──────── DATA PROVIDED

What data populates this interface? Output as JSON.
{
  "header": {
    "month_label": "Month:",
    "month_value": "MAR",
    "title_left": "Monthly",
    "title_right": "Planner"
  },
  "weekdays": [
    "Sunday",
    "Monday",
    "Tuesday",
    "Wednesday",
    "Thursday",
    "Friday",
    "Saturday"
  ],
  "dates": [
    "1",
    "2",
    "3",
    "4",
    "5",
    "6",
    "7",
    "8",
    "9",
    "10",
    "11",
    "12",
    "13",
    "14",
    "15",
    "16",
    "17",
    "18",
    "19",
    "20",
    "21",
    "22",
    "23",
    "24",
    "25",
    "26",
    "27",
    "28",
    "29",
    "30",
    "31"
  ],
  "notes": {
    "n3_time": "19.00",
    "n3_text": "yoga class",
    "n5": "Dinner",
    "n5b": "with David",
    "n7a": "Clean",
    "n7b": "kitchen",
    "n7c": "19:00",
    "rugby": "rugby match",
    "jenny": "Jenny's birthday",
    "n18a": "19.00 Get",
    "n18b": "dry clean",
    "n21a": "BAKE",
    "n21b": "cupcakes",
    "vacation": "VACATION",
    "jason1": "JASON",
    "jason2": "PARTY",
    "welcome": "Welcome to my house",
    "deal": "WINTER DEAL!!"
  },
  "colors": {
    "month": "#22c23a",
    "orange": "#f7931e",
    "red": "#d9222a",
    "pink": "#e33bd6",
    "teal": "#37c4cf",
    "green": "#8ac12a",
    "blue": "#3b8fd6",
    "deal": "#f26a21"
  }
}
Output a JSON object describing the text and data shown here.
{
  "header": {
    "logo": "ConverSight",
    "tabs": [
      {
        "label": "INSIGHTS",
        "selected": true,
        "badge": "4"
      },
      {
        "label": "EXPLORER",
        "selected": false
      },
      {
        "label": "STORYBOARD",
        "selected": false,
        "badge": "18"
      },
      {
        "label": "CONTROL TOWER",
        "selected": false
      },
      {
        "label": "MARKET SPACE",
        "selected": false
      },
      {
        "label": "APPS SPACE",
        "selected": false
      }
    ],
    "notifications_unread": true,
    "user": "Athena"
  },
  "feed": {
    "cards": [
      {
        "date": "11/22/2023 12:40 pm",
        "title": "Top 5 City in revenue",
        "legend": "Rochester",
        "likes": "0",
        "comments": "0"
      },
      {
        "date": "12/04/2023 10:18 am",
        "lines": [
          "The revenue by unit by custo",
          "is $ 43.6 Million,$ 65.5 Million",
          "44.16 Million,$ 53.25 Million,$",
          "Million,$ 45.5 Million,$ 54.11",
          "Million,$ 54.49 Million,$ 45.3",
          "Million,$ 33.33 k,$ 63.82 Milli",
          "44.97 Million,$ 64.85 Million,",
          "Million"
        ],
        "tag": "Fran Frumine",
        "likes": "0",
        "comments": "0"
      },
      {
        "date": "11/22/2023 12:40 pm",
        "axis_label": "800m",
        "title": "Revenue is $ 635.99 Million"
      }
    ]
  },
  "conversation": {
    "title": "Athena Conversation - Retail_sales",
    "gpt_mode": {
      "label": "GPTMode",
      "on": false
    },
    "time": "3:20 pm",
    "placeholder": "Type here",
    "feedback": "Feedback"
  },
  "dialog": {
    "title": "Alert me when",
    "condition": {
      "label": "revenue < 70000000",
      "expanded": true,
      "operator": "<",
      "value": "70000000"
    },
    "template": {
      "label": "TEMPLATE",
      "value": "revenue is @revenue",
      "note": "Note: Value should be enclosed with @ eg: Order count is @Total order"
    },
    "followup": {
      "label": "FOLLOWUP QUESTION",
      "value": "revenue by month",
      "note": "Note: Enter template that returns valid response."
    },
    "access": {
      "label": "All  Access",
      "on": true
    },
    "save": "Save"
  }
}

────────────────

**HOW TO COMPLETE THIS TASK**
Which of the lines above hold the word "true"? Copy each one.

**WRITTEN ANSWER**
        "selected": true,
    "notifications_unread": true,
      "expanded": true,
      "on": true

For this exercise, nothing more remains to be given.